_Exercise description_
Scan the material and copy out each line where the word "course" occurs.

_Data excerpts_
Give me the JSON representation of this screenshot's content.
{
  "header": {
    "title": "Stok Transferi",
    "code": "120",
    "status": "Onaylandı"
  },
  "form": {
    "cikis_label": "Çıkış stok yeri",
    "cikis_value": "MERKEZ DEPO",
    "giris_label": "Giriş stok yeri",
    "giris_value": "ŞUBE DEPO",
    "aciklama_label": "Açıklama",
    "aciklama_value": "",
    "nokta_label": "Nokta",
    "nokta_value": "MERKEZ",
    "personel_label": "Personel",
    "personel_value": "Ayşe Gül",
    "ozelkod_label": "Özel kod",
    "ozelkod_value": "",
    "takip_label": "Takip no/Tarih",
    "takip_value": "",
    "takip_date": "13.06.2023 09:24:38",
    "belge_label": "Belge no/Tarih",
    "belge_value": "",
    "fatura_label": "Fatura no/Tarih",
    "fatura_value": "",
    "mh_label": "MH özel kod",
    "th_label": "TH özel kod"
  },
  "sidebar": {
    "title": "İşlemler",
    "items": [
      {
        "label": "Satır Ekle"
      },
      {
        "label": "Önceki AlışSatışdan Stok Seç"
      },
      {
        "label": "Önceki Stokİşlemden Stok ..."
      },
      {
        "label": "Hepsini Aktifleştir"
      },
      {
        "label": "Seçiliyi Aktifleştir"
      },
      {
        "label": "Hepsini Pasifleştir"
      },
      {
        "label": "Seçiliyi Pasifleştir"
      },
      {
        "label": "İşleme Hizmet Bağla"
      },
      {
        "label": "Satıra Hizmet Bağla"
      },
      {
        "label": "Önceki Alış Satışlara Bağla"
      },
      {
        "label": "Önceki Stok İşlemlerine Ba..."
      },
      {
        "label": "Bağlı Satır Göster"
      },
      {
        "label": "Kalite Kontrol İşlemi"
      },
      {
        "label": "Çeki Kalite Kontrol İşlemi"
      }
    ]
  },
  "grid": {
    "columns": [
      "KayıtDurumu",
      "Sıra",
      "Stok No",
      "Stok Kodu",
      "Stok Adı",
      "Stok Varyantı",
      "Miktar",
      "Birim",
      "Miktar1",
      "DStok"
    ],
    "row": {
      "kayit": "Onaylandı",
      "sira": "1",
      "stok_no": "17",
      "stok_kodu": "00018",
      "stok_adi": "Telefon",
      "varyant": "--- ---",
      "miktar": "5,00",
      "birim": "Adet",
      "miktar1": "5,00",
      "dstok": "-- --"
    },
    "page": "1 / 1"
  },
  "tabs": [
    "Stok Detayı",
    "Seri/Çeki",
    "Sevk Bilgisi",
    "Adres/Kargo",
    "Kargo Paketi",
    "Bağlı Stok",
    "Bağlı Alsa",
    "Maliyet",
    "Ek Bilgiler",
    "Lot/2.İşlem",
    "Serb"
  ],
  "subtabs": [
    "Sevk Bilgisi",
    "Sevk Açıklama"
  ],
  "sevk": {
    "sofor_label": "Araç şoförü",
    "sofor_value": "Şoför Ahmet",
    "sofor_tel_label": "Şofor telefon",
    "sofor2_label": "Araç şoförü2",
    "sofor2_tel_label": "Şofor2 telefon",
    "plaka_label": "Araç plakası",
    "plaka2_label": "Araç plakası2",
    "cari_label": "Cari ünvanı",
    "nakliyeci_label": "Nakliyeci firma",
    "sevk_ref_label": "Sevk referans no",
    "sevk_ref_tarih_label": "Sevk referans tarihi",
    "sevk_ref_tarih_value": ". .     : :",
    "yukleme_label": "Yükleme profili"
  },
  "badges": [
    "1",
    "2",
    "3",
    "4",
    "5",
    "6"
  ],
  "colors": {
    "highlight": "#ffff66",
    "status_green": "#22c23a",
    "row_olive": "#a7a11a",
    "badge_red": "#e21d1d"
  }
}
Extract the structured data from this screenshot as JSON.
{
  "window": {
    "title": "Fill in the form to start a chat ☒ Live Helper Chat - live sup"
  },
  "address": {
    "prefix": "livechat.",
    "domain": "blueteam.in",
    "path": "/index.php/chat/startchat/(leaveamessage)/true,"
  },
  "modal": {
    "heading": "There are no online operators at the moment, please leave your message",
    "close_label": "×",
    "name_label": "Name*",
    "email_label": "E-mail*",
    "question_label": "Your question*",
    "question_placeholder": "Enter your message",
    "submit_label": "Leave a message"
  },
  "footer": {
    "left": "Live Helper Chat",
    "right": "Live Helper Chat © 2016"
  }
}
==
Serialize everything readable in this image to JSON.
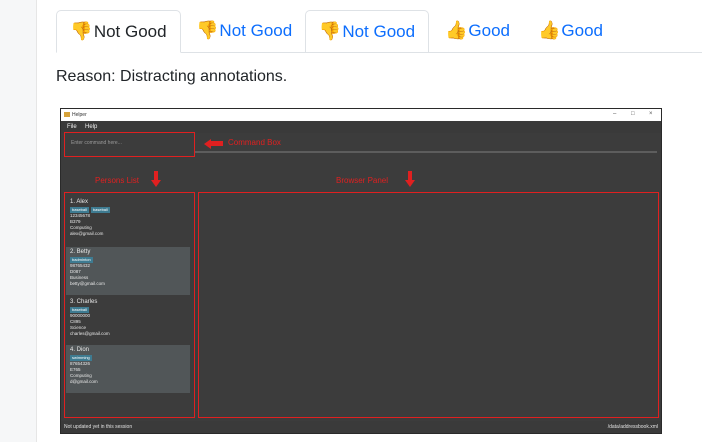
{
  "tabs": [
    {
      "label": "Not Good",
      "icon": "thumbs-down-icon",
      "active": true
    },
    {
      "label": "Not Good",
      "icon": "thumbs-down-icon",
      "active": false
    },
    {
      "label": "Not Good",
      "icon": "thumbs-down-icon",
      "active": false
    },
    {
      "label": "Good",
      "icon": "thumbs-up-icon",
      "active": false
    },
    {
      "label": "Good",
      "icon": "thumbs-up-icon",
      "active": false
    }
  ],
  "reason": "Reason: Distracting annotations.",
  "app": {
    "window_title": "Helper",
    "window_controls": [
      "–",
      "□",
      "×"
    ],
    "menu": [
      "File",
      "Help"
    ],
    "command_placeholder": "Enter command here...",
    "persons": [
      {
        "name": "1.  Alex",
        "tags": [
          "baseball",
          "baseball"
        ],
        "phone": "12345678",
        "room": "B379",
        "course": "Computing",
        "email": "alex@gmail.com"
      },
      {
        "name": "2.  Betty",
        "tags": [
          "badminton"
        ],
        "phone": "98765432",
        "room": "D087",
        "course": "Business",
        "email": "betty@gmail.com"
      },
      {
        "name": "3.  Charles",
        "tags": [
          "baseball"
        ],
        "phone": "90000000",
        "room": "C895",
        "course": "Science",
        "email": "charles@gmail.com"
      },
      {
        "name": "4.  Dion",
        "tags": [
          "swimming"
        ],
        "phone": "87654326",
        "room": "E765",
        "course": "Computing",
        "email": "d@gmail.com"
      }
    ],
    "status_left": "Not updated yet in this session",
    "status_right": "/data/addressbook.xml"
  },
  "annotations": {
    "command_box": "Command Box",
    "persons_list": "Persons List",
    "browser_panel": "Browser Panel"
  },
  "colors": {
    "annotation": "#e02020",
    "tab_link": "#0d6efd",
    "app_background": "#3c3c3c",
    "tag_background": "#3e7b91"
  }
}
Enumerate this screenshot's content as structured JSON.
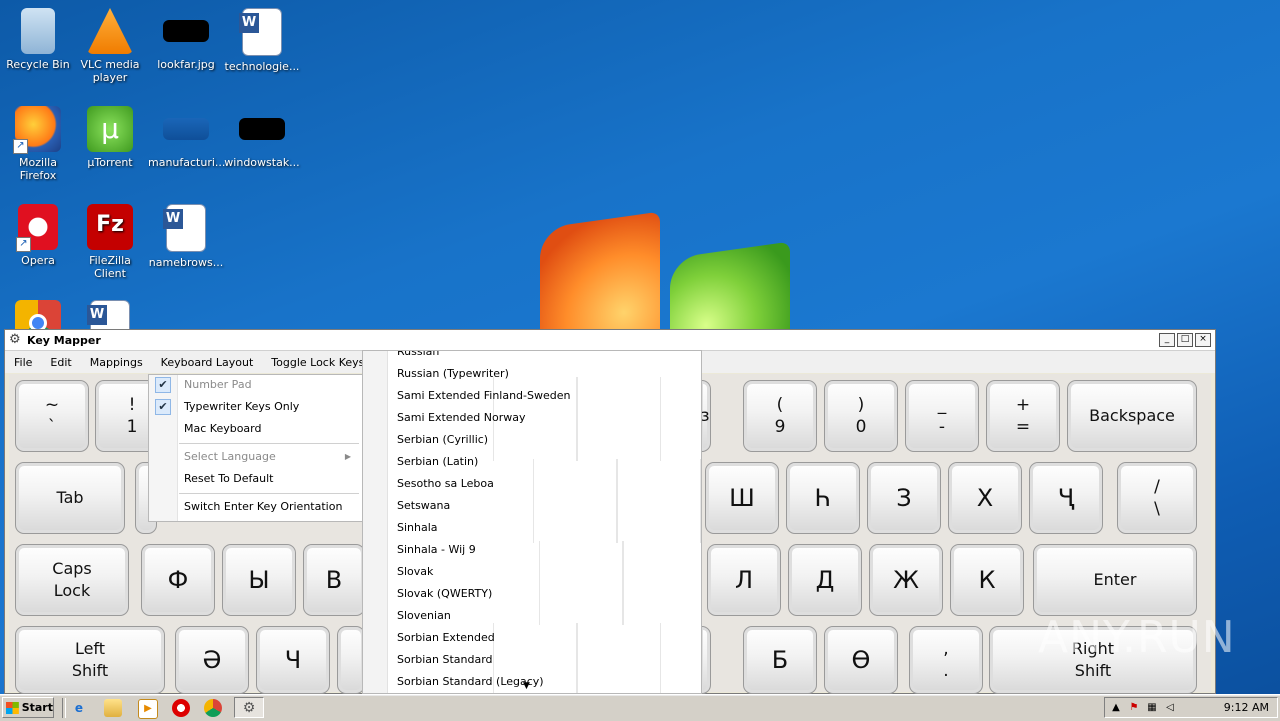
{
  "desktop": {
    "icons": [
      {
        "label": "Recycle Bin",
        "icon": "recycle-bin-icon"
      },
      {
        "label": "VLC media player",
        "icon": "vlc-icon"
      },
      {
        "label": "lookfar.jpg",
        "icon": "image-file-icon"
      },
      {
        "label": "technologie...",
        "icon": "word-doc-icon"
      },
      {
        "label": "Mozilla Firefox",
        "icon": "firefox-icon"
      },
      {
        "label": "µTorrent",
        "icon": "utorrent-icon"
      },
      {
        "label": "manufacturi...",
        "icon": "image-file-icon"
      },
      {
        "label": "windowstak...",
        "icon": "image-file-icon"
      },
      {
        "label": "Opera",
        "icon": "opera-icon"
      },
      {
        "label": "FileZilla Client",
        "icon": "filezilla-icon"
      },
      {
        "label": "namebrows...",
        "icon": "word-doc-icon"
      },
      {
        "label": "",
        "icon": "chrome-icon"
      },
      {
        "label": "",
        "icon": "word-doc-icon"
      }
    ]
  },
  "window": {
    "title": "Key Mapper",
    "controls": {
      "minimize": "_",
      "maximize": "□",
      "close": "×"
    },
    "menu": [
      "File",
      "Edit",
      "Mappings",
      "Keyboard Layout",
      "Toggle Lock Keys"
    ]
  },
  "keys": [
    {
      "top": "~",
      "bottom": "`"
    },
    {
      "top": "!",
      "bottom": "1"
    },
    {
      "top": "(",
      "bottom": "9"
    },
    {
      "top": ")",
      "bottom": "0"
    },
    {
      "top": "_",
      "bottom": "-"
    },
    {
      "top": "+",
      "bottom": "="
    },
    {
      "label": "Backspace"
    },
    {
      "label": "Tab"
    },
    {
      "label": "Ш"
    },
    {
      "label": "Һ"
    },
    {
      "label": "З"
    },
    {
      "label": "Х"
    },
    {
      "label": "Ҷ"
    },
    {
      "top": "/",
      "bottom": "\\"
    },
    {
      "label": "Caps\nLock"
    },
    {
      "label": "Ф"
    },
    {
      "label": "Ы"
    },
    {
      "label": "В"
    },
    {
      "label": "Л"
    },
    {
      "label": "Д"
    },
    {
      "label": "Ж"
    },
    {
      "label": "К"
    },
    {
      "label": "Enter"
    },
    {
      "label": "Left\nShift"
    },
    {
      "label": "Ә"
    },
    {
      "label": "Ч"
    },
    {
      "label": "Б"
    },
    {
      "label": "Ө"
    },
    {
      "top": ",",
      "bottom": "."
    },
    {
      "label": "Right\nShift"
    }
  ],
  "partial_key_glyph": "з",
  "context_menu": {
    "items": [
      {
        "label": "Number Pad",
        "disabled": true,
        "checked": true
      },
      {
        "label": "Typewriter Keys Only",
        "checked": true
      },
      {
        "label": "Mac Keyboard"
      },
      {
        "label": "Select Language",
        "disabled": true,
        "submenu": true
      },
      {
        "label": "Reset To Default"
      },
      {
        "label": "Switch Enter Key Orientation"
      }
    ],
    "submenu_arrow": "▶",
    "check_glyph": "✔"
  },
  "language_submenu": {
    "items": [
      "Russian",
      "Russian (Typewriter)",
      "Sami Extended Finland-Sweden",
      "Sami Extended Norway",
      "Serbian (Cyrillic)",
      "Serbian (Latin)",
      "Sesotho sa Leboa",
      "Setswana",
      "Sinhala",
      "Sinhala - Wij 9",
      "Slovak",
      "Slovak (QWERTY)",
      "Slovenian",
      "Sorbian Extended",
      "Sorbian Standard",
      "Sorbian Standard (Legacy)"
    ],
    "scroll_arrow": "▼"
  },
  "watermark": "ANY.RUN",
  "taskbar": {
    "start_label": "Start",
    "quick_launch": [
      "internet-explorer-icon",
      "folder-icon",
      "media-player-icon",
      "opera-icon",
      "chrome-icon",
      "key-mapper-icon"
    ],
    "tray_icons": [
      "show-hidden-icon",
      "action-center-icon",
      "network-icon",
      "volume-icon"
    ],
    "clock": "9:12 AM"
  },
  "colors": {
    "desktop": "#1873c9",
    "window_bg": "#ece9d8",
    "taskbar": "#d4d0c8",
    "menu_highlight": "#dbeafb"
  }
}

_Response to the exercise_
        "course": "Computing",
        "course": "Business",
        "course": "Science",
        "course": "Computing",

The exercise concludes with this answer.